Marx-Engels Correspondence 1865
Source: MECW Volume 42, p. 151;
First published: abridged in Der Briefwechsel zwischen F. Engels und K. Marx, Stuttgart, 1913 and in full in MEGA, Berlin, 1930.
A belated many happy returns to little Jenny on her — 20th? — birthday. The other affair looks just like Laura all over. But what else can one say except repeat the verdict of the Stalybridge jury: serves him right.
I'll be sending all the things back to you in a few days time. I was very pleased to see in the Nordstern, that something has at last been started against Becker and Schweitzer in Solingen, too. As all I have seen concerning this business since your departure has been the Social-Demokrat and two letters from Liebknecht, I am not at all clear as to what has come to pass on the Rhine in this connection; from the miserable silence maintained by the Social-Demokrat about developments in the General Association of German Workers, I could only deduce that things must be looking bad for these gentlemen. But it is understandable that I really do need to know how things stand on the Rhine, especially since in the beginning the scoundrels had some momentary success there. If you've got any material on it, please let me have it, I'll send everything back to you, and in general I will as a rule send all the documents back in future because now you need to have this stuff together.
Have you taken out a subscription to the Nordstern? It would be a good thing if you did, because we've got to know what’s happening.
It is vital for us to have some contacts with the workers on the Rhine so that in future we can counter intrigues of that kind from the outset. Apropos, peculiar things seem to have been happening to Klings. Some jackass gave him my address as 58 Dover Street. Klings goes there, does not find me, of course, and goes to see Rode in Liverpool, and the latter tells Eichhoff I'd pretended to be out when Klings called, did not wish to see him, what is this supposed to mean, etc., to a man like Klings who was after all going to ‘organise everything’ in America with Weydemeyer and the others (which others?), etc., etc. Monsieur Rode, whom I've never met, did thereby express his surprise that I had ‘not yet’ sent him a copy of my pamphlet. Can you understand that?
The statement attacking the President of Mankind is very good. Just what was needed and no more.
The worst of it is that the people in Germany will now demand that someone assumes the leadership over them, and who can do it? Eccarius would be the man, but he won’t want to leave London.
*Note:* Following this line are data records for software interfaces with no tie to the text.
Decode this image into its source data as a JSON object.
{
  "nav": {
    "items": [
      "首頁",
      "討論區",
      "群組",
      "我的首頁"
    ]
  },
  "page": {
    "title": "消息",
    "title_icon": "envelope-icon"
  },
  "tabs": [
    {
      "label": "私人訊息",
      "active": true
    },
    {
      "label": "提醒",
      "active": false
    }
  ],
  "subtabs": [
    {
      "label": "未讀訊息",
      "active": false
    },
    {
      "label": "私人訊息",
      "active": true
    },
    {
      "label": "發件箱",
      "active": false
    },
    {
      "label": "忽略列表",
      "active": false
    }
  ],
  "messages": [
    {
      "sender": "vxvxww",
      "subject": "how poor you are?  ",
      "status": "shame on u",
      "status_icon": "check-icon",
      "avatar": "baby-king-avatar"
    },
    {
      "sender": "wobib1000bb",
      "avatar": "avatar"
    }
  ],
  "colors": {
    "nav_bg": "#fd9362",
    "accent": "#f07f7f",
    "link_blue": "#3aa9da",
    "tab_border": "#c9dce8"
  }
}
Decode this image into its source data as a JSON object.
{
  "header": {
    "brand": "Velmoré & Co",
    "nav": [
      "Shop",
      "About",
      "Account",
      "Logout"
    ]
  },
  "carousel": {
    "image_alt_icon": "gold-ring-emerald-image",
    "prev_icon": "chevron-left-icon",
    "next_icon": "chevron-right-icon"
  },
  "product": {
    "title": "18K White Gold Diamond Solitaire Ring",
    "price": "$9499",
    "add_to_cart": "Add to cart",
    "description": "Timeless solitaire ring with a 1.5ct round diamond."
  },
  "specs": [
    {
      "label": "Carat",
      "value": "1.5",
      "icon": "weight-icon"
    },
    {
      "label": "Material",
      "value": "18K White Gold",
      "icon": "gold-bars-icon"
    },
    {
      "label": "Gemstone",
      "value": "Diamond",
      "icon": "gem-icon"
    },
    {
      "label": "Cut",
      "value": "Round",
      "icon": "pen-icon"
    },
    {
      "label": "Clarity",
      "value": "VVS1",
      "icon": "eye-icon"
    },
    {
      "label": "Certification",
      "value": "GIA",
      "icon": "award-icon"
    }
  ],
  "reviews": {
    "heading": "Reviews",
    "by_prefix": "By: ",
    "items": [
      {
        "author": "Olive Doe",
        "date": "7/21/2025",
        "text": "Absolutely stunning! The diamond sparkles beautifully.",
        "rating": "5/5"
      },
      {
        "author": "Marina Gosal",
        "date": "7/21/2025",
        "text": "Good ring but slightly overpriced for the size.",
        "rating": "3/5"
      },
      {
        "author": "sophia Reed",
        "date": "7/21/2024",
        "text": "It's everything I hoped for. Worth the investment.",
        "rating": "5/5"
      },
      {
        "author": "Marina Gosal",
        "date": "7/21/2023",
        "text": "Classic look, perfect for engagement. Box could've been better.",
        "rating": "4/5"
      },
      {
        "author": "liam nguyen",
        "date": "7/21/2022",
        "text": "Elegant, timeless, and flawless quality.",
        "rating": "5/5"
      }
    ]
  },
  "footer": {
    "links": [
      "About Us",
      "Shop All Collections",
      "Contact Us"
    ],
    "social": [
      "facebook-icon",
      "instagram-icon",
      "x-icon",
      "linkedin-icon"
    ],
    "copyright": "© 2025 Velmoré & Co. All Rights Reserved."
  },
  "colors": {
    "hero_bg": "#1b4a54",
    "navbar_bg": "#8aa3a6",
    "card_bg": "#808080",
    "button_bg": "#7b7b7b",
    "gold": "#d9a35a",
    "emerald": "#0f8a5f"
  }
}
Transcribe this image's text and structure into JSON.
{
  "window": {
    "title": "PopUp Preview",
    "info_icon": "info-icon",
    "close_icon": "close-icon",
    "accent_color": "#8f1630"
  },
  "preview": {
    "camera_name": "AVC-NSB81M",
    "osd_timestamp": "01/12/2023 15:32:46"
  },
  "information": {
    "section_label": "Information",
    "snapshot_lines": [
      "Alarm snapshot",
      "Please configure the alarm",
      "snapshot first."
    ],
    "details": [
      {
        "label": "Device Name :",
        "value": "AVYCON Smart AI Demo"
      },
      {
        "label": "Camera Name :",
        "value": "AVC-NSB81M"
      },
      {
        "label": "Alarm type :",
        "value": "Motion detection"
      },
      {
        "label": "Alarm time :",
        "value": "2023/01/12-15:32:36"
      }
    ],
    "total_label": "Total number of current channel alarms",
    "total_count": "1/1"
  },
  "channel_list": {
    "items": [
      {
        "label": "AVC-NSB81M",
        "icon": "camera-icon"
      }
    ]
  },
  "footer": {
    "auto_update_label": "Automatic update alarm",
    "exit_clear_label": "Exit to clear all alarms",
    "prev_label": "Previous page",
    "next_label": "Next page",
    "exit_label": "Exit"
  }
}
The International Association really has gained an enormous amount of ground in such a short time and with so little to-do. But it is a good thing it is at present occupied in England, instead of eternally having to deal with the disorders in France. So, you have something to compensate you for the time it’s cost you.
How’s the book [Capital] going?
As far as the strategic situation is concerned, at Richmond Grant has achieved a precise replica of the battle of Jena, and with the same result: the whole of the enemy army is trapped. Only he didn’t have so far to march to gather the fruits.
Johnston has now surrendered, too, so I've won my wager of 2 months ago: that by 1 May the Southerners would have no army left. Whoever still offers resistance will be taken in as a brigand, and rightly so. At any rate, Johnson will insist on confiscation of the great estates, which will make the pacification and reorganisation of the South rather more acute. Lincoln would scarcely have insisted on it.
The Southern sympathisers here are consoling themselves for the hypocritical wailing they were obliged to put on over the assassination [of Lincoln], by prophesying that it'll be Grant I, Emperor of America, within 4 weeks. What jackasses they have made of themselves!
Incidentally, their ‘Majesties’ must be absolutely furious that Lincoln’s assassination has made such a colossal impact throughout the world. None of them has yet had such an honour.
Best wishes to your wife and the girls.